Egad! Another five-and-a-half-minute song. (I’m hoping that the last three minutes of it is a very long fade-out.) However, it is my sworn duty to listen to it all, so I will. This is like a slow power pop song, and I don’t mind it at all. Actually, I quite like it – except for the extra-long guitar solo. In order to not waste your time any more than I have already (see above), I’ll make it brief and say that I like this song. The voices, melodies, harmonies, playing etc, are all enjoyable.
Laura Warman – “Impossible To Love You” (1980)
Yuck. In this song, Laura sings “it’s all too impossible to love you.” Well, I find this song almost impossible to like. From the synthesizer parts and the drum beat to Laura’s voice and flat singing, I’m not liking this at all. I want to make a special mention of Laura’s vocal phrasing. I think it’s awful. And I don’t mean that it fills me with awe. The more I’m listening to this song, the more dreadful I’m finding it. I’m very pleased that it lasts only 3:33.
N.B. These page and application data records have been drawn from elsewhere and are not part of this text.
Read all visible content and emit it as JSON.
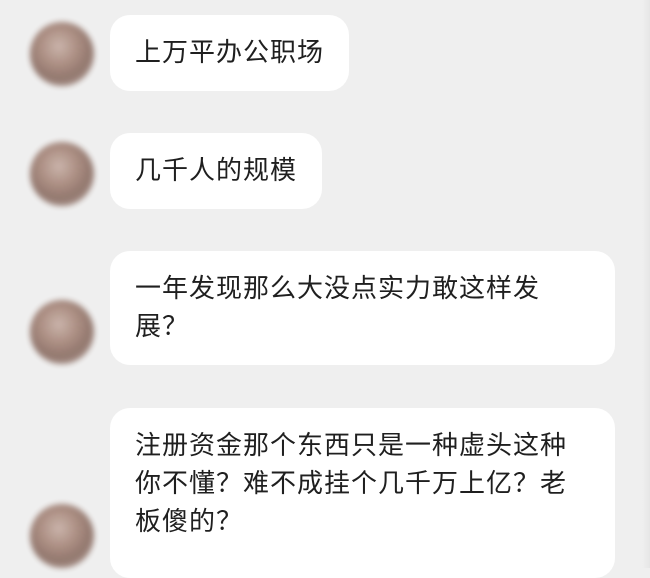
{
  "messages": [
    {
      "text": "上万平办公职场"
    },
    {
      "text": "几千人的规模"
    },
    {
      "text": "一年发现那么大没点实力敢这样发展？"
    },
    {
      "text": "注册资金那个东西只是一种虚头这种你不懂？难不成挂个几千万上亿？老板傻的？"
    }
  ]
}
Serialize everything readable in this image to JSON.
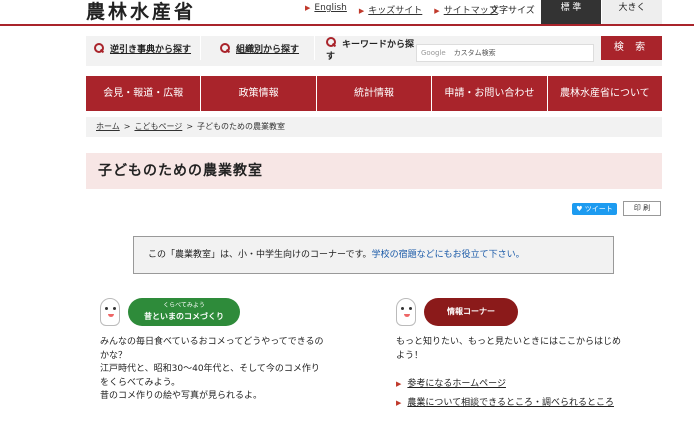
{
  "header": {
    "logo": "農林水産省",
    "links": [
      "English",
      "キッズサイト",
      "サイトマップ"
    ],
    "font_size_label": "文字サイズ",
    "font_standard": "標 準",
    "font_large": "大きく"
  },
  "searchbar": {
    "reverse_dict": "逆引き事典から探す",
    "by_org": "組織別から探す",
    "keyword_label": "キーワードから探す",
    "google": "Google",
    "placeholder": "カスタム検索",
    "search_button": "検 索"
  },
  "nav": [
    "会見・報道・広報",
    "政策情報",
    "統計情報",
    "申請・お問い合わせ",
    "農林水産省について"
  ],
  "breadcrumb": {
    "home": "ホーム",
    "kids": "こどもページ",
    "current": "子どものための農業教室"
  },
  "page_title": "子どものための農業教室",
  "share": {
    "tweet": "ツイート",
    "print": "印 刷"
  },
  "notice": {
    "text": "この「農業教室」は、小・中学生向けのコーナーです。",
    "highlight": "学校の宿題などにもお役立て下さい。"
  },
  "left": {
    "badge_small": "くらべてみよう",
    "badge_big": "昔といまのコメづくり",
    "text": "みんなの毎日食べているおコメってどうやってできるの\nかな？\n江戸時代と、昭和30〜40年代と、そして今のコメ作り\nをくらべてみよう。\n昔のコメ作りの絵や写真が見られるよ。"
  },
  "right": {
    "badge": "情報コーナー",
    "text": "もっと知りたい、もっと見たいときにはここからはじめ\nよう！",
    "links": [
      "参考になるホームページ",
      "農業について相談できるところ・調べられるところ"
    ]
  }
}
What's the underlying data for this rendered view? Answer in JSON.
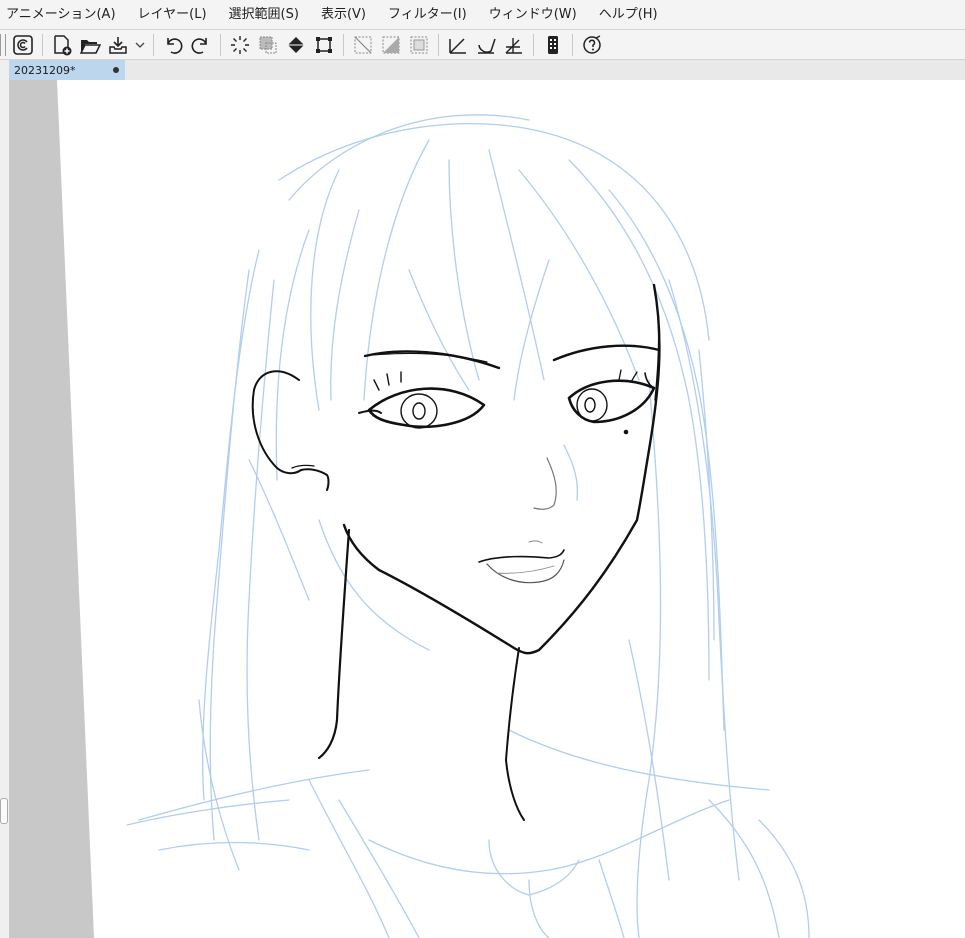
{
  "menu": [
    {
      "label": "アニメーション(A)",
      "name": "menu-animation"
    },
    {
      "label": "レイヤー(L)",
      "name": "menu-layer"
    },
    {
      "label": "選択範囲(S)",
      "name": "menu-selection"
    },
    {
      "label": "表示(V)",
      "name": "menu-view"
    },
    {
      "label": "フィルター(I)",
      "name": "menu-filter"
    },
    {
      "label": "ウィンドウ(W)",
      "name": "menu-window"
    },
    {
      "label": "ヘルプ(H)",
      "name": "menu-help"
    }
  ],
  "toolbar": {
    "icons": [
      "clip-studio-icon",
      "new-canvas-icon",
      "open-folder-icon",
      "save-icon",
      "chevron-down-icon",
      "undo-icon",
      "redo-icon",
      "clear-icon",
      "fill-selection-icon",
      "fill-icon",
      "transform-icon",
      "deselect-icon",
      "invert-selection-icon",
      "show-selection-border-icon",
      "snap-ruler-icon",
      "snap-special-ruler-icon",
      "snap-grid-icon",
      "smartphone-icon",
      "help-icon"
    ]
  },
  "document": {
    "tab_label": "20231209*"
  },
  "colors": {
    "accent_tab": "#bcd6ee",
    "sketch_blue": "#a9c8ee",
    "lineart": "#111111",
    "pasteboard": "#c8c8c8"
  }
}
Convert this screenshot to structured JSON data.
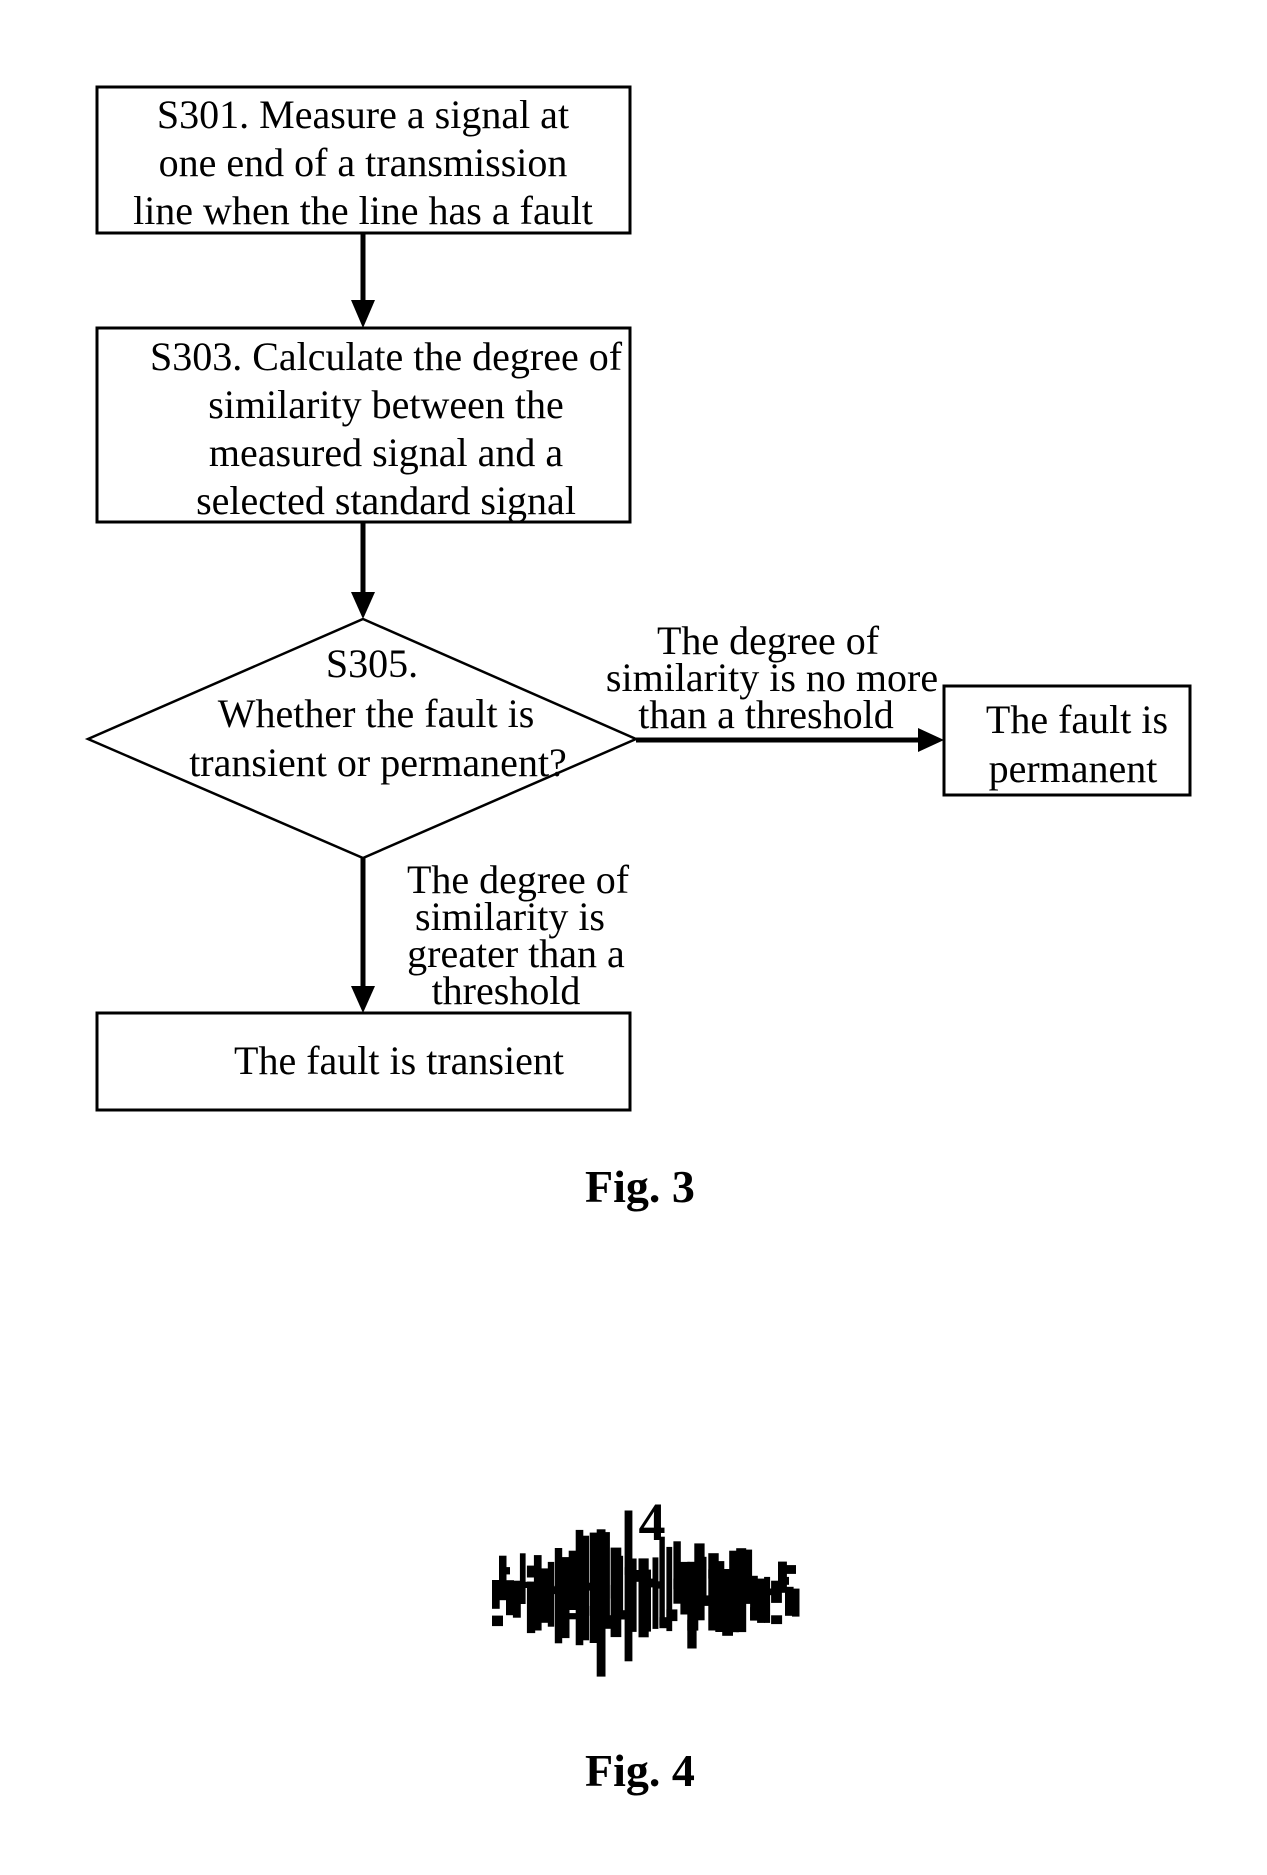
{
  "figures": {
    "fig3": {
      "caption": "Fig. 3",
      "nodes": {
        "s301": {
          "lines": [
            "S301. Measure a signal at",
            "one end of a transmission",
            "line when the line has a fault"
          ]
        },
        "s303": {
          "lines": [
            "S303. Calculate the degree of",
            "similarity between the",
            "measured signal and a",
            "selected standard signal"
          ]
        },
        "s305": {
          "lines": [
            "S305.",
            "Whether the fault is",
            "transient or permanent?"
          ]
        },
        "permanent": {
          "lines": [
            "The fault is",
            "permanent"
          ]
        },
        "transient": {
          "lines": [
            "The fault is transient"
          ]
        }
      },
      "edges": {
        "to_permanent": {
          "lines": [
            "The degree of",
            "similarity is no more",
            "than a threshold"
          ]
        },
        "to_transient": {
          "lines": [
            "The degree of",
            "similarity is",
            "greater than a",
            "threshold"
          ]
        }
      }
    },
    "fig4": {
      "caption": "Fig. 4",
      "label": "4",
      "waveform_icon": "noisy-signal-waveform"
    }
  }
}
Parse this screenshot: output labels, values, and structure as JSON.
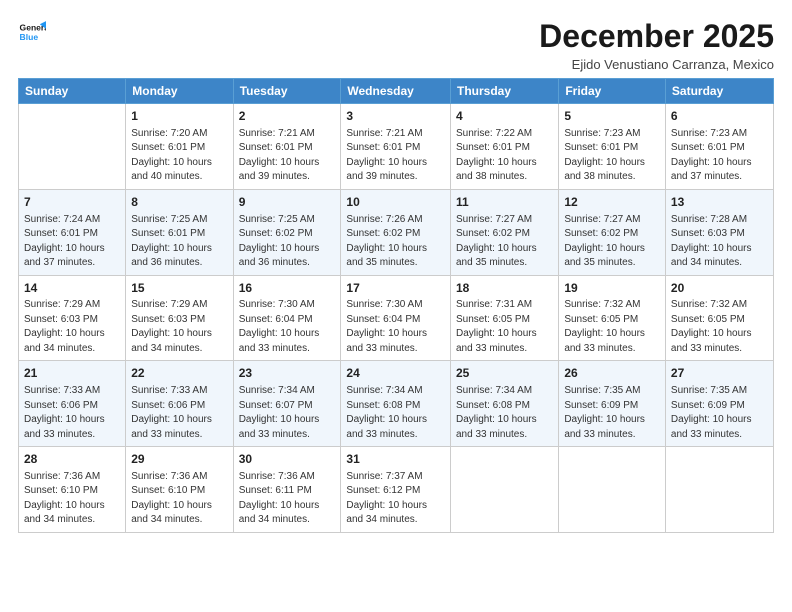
{
  "logo": {
    "line1": "General",
    "line2": "Blue"
  },
  "title": "December 2025",
  "location": "Ejido Venustiano Carranza, Mexico",
  "days_of_week": [
    "Sunday",
    "Monday",
    "Tuesday",
    "Wednesday",
    "Thursday",
    "Friday",
    "Saturday"
  ],
  "weeks": [
    [
      {
        "day": "",
        "info": ""
      },
      {
        "day": "1",
        "info": "Sunrise: 7:20 AM\nSunset: 6:01 PM\nDaylight: 10 hours\nand 40 minutes."
      },
      {
        "day": "2",
        "info": "Sunrise: 7:21 AM\nSunset: 6:01 PM\nDaylight: 10 hours\nand 39 minutes."
      },
      {
        "day": "3",
        "info": "Sunrise: 7:21 AM\nSunset: 6:01 PM\nDaylight: 10 hours\nand 39 minutes."
      },
      {
        "day": "4",
        "info": "Sunrise: 7:22 AM\nSunset: 6:01 PM\nDaylight: 10 hours\nand 38 minutes."
      },
      {
        "day": "5",
        "info": "Sunrise: 7:23 AM\nSunset: 6:01 PM\nDaylight: 10 hours\nand 38 minutes."
      },
      {
        "day": "6",
        "info": "Sunrise: 7:23 AM\nSunset: 6:01 PM\nDaylight: 10 hours\nand 37 minutes."
      }
    ],
    [
      {
        "day": "7",
        "info": "Sunrise: 7:24 AM\nSunset: 6:01 PM\nDaylight: 10 hours\nand 37 minutes."
      },
      {
        "day": "8",
        "info": "Sunrise: 7:25 AM\nSunset: 6:01 PM\nDaylight: 10 hours\nand 36 minutes."
      },
      {
        "day": "9",
        "info": "Sunrise: 7:25 AM\nSunset: 6:02 PM\nDaylight: 10 hours\nand 36 minutes."
      },
      {
        "day": "10",
        "info": "Sunrise: 7:26 AM\nSunset: 6:02 PM\nDaylight: 10 hours\nand 35 minutes."
      },
      {
        "day": "11",
        "info": "Sunrise: 7:27 AM\nSunset: 6:02 PM\nDaylight: 10 hours\nand 35 minutes."
      },
      {
        "day": "12",
        "info": "Sunrise: 7:27 AM\nSunset: 6:02 PM\nDaylight: 10 hours\nand 35 minutes."
      },
      {
        "day": "13",
        "info": "Sunrise: 7:28 AM\nSunset: 6:03 PM\nDaylight: 10 hours\nand 34 minutes."
      }
    ],
    [
      {
        "day": "14",
        "info": "Sunrise: 7:29 AM\nSunset: 6:03 PM\nDaylight: 10 hours\nand 34 minutes."
      },
      {
        "day": "15",
        "info": "Sunrise: 7:29 AM\nSunset: 6:03 PM\nDaylight: 10 hours\nand 34 minutes."
      },
      {
        "day": "16",
        "info": "Sunrise: 7:30 AM\nSunset: 6:04 PM\nDaylight: 10 hours\nand 33 minutes."
      },
      {
        "day": "17",
        "info": "Sunrise: 7:30 AM\nSunset: 6:04 PM\nDaylight: 10 hours\nand 33 minutes."
      },
      {
        "day": "18",
        "info": "Sunrise: 7:31 AM\nSunset: 6:05 PM\nDaylight: 10 hours\nand 33 minutes."
      },
      {
        "day": "19",
        "info": "Sunrise: 7:32 AM\nSunset: 6:05 PM\nDaylight: 10 hours\nand 33 minutes."
      },
      {
        "day": "20",
        "info": "Sunrise: 7:32 AM\nSunset: 6:05 PM\nDaylight: 10 hours\nand 33 minutes."
      }
    ],
    [
      {
        "day": "21",
        "info": "Sunrise: 7:33 AM\nSunset: 6:06 PM\nDaylight: 10 hours\nand 33 minutes."
      },
      {
        "day": "22",
        "info": "Sunrise: 7:33 AM\nSunset: 6:06 PM\nDaylight: 10 hours\nand 33 minutes."
      },
      {
        "day": "23",
        "info": "Sunrise: 7:34 AM\nSunset: 6:07 PM\nDaylight: 10 hours\nand 33 minutes."
      },
      {
        "day": "24",
        "info": "Sunrise: 7:34 AM\nSunset: 6:08 PM\nDaylight: 10 hours\nand 33 minutes."
      },
      {
        "day": "25",
        "info": "Sunrise: 7:34 AM\nSunset: 6:08 PM\nDaylight: 10 hours\nand 33 minutes."
      },
      {
        "day": "26",
        "info": "Sunrise: 7:35 AM\nSunset: 6:09 PM\nDaylight: 10 hours\nand 33 minutes."
      },
      {
        "day": "27",
        "info": "Sunrise: 7:35 AM\nSunset: 6:09 PM\nDaylight: 10 hours\nand 33 minutes."
      }
    ],
    [
      {
        "day": "28",
        "info": "Sunrise: 7:36 AM\nSunset: 6:10 PM\nDaylight: 10 hours\nand 34 minutes."
      },
      {
        "day": "29",
        "info": "Sunrise: 7:36 AM\nSunset: 6:10 PM\nDaylight: 10 hours\nand 34 minutes."
      },
      {
        "day": "30",
        "info": "Sunrise: 7:36 AM\nSunset: 6:11 PM\nDaylight: 10 hours\nand 34 minutes."
      },
      {
        "day": "31",
        "info": "Sunrise: 7:37 AM\nSunset: 6:12 PM\nDaylight: 10 hours\nand 34 minutes."
      },
      {
        "day": "",
        "info": ""
      },
      {
        "day": "",
        "info": ""
      },
      {
        "day": "",
        "info": ""
      }
    ]
  ]
}
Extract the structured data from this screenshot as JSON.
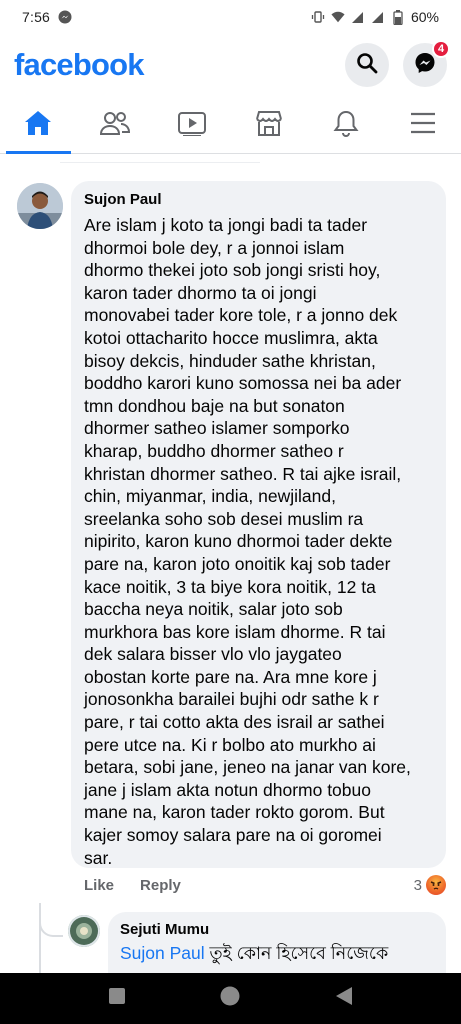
{
  "status_bar": {
    "time": "7:56",
    "battery": "60%",
    "icons": [
      "messenger-bubble-icon",
      "vibrate-icon",
      "wifi-icon",
      "signal-icon",
      "signal-icon",
      "battery-icon"
    ]
  },
  "header": {
    "logo": "facebook",
    "buttons": [
      {
        "icon": "search-icon"
      },
      {
        "icon": "messenger-icon",
        "badge": "4"
      }
    ]
  },
  "tabs": [
    {
      "icon": "home-icon",
      "active": true
    },
    {
      "icon": "friends-icon",
      "active": false
    },
    {
      "icon": "watch-icon",
      "active": false
    },
    {
      "icon": "marketplace-icon",
      "active": false
    },
    {
      "icon": "notifications-icon",
      "active": false
    },
    {
      "icon": "menu-icon",
      "active": false
    }
  ],
  "comment": {
    "author": "Sujon Paul",
    "text": "Are islam j koto ta jongi badi ta tader\ndhormoi bole dey, r a jonnoi islam\ndhormo thekei joto sob jongi sristi hoy,\nkaron tader dhormo ta oi jongi\nmonovabei tader kore tole, r a jonno dek\nkotoi ottacharito hocce muslimra, akta\nbisoy dekcis, hinduder sathe khristan,\nboddho karori kuno somossa nei ba ader\ntmn dondhou baje na but sonaton\ndhormer satheo islamer somporko\nkharap, buddho dhormer satheo r\nkhristan dhormer satheo. R tai ajke israil,\nchin, miyanmar, india, newjiland,\nsreelanka soho sob desei muslim ra\nnipirito, karon kuno dhormoi tader dekte\npare na, karon joto onoitik kaj sob tader\nkace noitik, 3 ta biye kora noitik, 12 ta\nbaccha neya noitik, salar joto sob\nmurkhora bas kore islam dhorme. R tai\ndek salara bisser vlo vlo jaygateo\nobostan korte pare na. Ara mne kore j\njonosonkha barailei bujhi odr sathe k r\npare, r tai cotto akta des israil ar sathei\npere utce na. Ki r bolbo ato murkho ai\nbetara, sobi jane, jeneo na janar van kore,\njane j islam akta notun dhormo tobuo\nmane na, karon tader rokto gorom. But\nkajer somoy salara pare na oi goromei\nsar.",
    "like_label": "Like",
    "reply_label": "Reply",
    "reaction_count": "3"
  },
  "reply": {
    "author": "Sejuti Mumu",
    "mention": "Sujon Paul",
    "text": " তুই কোন হিসেবে নিজেকে"
  },
  "nav_bar": {
    "buttons": [
      "recents-icon",
      "home-circle-icon",
      "back-triangle-icon"
    ]
  },
  "colors": {
    "brand": "#1877f2",
    "bubble": "#f0f2f5",
    "muted": "#65676b",
    "badge": "#e41e3f"
  }
}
Bonus instrumental (sort of):
Cream – “Cat’s Squirrel” (1966)
Although you’ve provided this track as an instrumental, Jack Bruce does say (repeatedly) “Alright, alright, alright…” at one point. But you’re right, Frank. It’s an instrumental. And I like it. Teenage confession time: I had Cream’s Disraeli Gears on vinyl when I was younger, and played it a lot – but that was the only Cream album I had, and I’ve pretty much forgotten those Cream songs (and any others I may have heard in the past), so this “Cat’s Squirrel” thing (what a wonderfully bizarre name for a piece of music) is something new to me. When it started, I was a bit concerned that the sound only came from the right channel. Just as I was beginning to wonder if I need to find a different MP3 of this track, a guitar and harmonica appeared simultaneously (guitar in the left channel, harmonica in the centre), and everything was fine.
Thanks (mostly) for this week’s suggestions, Frank. And sorry about the amount of time it would have taken you to read my responses.